Material supplied |

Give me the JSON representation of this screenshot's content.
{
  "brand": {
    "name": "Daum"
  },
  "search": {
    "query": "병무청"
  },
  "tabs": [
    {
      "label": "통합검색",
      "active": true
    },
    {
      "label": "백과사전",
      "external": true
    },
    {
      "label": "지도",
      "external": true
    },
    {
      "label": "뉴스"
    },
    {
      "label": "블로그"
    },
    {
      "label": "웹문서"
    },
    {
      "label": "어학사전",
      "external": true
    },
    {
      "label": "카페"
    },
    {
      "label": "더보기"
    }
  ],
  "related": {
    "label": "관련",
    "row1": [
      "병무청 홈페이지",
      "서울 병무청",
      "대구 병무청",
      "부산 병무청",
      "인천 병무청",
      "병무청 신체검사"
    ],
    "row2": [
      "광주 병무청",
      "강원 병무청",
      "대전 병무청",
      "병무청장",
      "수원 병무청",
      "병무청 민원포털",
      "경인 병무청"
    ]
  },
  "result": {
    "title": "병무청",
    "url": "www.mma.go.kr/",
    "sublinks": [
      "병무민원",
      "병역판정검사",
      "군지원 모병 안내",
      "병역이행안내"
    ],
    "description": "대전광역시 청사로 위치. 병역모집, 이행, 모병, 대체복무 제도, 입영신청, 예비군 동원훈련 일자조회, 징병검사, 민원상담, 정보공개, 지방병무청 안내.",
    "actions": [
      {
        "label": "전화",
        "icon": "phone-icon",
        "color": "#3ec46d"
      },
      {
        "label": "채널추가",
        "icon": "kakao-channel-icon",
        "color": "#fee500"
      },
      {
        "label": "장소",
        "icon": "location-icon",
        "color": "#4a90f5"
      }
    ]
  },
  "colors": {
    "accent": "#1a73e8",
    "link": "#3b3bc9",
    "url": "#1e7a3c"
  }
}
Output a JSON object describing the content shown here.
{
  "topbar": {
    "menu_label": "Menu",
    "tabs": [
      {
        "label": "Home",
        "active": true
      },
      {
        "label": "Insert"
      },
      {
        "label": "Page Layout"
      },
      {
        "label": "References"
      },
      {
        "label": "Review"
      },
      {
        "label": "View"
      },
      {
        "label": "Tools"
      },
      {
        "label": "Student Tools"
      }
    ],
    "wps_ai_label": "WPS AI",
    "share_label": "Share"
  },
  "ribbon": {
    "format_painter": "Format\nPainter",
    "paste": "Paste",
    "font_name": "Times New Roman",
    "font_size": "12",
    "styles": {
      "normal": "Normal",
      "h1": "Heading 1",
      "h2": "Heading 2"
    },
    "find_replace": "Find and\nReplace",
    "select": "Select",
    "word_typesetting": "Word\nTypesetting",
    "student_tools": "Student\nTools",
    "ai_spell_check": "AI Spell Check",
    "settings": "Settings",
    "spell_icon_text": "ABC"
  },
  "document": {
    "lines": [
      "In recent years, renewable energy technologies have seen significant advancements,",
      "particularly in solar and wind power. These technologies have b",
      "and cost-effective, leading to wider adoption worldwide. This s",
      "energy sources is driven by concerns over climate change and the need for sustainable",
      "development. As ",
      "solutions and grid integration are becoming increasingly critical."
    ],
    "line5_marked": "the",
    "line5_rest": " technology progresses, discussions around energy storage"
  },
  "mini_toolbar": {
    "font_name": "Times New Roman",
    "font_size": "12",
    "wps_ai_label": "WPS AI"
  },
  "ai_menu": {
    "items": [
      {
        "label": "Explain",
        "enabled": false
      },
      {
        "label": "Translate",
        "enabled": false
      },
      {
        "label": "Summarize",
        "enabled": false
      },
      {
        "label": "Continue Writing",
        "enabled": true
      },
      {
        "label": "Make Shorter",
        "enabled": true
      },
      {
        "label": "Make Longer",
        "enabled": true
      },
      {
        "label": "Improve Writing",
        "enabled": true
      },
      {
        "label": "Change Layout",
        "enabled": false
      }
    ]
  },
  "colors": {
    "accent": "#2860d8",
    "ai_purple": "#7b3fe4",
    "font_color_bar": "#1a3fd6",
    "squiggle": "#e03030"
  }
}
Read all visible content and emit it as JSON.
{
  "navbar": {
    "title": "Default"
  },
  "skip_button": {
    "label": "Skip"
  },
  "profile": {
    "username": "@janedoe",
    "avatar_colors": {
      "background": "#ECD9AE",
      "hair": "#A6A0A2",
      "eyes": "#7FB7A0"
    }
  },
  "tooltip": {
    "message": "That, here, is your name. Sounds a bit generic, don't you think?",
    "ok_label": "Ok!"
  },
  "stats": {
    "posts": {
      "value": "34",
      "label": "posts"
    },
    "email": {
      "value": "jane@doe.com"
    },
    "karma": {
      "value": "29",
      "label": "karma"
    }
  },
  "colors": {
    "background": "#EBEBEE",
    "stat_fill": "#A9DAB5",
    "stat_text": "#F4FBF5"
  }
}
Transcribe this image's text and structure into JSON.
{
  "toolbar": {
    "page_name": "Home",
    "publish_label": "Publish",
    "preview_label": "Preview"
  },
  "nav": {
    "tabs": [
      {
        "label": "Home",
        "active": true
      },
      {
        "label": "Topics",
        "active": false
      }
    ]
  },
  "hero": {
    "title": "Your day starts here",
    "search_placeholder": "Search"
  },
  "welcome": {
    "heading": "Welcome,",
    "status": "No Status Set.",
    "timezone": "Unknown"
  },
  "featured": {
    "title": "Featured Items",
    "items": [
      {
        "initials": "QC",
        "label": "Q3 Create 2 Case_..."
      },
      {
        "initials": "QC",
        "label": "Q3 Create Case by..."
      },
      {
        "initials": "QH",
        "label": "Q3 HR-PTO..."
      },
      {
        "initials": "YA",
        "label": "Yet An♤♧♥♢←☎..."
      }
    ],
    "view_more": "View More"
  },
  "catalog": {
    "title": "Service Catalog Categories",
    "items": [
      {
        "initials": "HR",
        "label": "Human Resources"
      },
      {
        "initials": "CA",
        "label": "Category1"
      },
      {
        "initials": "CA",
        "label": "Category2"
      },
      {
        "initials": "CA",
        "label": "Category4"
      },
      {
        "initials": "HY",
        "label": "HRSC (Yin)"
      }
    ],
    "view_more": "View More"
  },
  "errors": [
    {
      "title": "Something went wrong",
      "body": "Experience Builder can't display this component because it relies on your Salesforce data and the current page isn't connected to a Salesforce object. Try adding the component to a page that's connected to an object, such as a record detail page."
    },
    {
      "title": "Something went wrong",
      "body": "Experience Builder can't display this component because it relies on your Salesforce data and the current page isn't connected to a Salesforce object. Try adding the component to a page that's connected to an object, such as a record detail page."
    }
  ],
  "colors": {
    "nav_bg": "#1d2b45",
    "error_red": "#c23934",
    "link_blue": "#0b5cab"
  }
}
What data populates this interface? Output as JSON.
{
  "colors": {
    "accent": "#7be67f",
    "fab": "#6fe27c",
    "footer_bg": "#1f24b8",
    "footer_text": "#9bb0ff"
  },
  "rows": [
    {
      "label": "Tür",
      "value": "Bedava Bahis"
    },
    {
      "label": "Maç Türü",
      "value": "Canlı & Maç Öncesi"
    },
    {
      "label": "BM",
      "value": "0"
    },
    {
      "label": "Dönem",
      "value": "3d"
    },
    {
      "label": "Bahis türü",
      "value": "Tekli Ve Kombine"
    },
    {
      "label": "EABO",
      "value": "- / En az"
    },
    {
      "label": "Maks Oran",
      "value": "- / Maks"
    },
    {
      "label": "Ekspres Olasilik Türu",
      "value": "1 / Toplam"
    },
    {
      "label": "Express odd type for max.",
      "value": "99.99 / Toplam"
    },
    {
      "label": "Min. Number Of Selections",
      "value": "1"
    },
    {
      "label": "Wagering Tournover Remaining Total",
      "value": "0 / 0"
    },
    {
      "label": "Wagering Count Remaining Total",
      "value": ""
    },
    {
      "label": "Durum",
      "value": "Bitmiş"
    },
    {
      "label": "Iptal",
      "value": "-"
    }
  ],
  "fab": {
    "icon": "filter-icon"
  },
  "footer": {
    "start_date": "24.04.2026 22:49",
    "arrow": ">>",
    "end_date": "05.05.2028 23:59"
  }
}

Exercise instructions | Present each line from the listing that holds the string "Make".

Response area |
        "label": "Make Shorter",
        "label": "Make Longer",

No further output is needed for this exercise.